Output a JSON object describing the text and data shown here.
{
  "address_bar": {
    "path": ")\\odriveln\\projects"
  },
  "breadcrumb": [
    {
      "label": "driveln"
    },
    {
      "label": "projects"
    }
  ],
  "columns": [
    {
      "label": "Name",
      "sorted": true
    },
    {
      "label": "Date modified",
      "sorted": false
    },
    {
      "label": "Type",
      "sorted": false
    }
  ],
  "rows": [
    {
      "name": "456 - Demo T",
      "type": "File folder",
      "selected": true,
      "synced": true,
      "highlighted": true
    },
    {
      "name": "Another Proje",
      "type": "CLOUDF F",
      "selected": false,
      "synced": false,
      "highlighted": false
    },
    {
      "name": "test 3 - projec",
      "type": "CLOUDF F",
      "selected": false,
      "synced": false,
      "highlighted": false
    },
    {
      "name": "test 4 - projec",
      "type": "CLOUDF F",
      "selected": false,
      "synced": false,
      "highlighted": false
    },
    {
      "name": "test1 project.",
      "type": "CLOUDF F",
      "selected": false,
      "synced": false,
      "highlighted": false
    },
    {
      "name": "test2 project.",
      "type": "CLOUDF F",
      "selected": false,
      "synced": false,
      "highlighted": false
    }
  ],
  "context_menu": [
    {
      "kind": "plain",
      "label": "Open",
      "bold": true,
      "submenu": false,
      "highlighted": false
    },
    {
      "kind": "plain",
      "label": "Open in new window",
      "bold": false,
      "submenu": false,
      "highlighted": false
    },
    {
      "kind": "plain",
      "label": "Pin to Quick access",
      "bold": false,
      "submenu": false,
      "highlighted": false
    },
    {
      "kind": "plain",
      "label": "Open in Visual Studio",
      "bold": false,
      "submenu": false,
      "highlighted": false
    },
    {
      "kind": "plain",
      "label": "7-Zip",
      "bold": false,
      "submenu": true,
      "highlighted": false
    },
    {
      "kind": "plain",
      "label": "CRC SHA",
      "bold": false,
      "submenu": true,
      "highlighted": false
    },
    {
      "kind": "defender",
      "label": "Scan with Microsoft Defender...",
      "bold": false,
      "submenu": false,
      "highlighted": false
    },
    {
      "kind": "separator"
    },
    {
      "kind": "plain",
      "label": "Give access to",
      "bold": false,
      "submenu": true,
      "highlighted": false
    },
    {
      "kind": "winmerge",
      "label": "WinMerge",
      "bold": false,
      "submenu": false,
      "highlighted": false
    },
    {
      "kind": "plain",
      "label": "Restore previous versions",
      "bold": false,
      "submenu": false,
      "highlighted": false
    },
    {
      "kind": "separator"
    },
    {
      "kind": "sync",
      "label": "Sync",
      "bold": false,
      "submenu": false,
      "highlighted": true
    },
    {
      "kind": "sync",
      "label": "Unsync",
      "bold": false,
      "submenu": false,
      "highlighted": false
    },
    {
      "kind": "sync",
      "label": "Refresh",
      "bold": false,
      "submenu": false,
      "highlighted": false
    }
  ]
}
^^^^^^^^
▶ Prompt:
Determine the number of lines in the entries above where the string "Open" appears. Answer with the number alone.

▶ Finished exercise:
3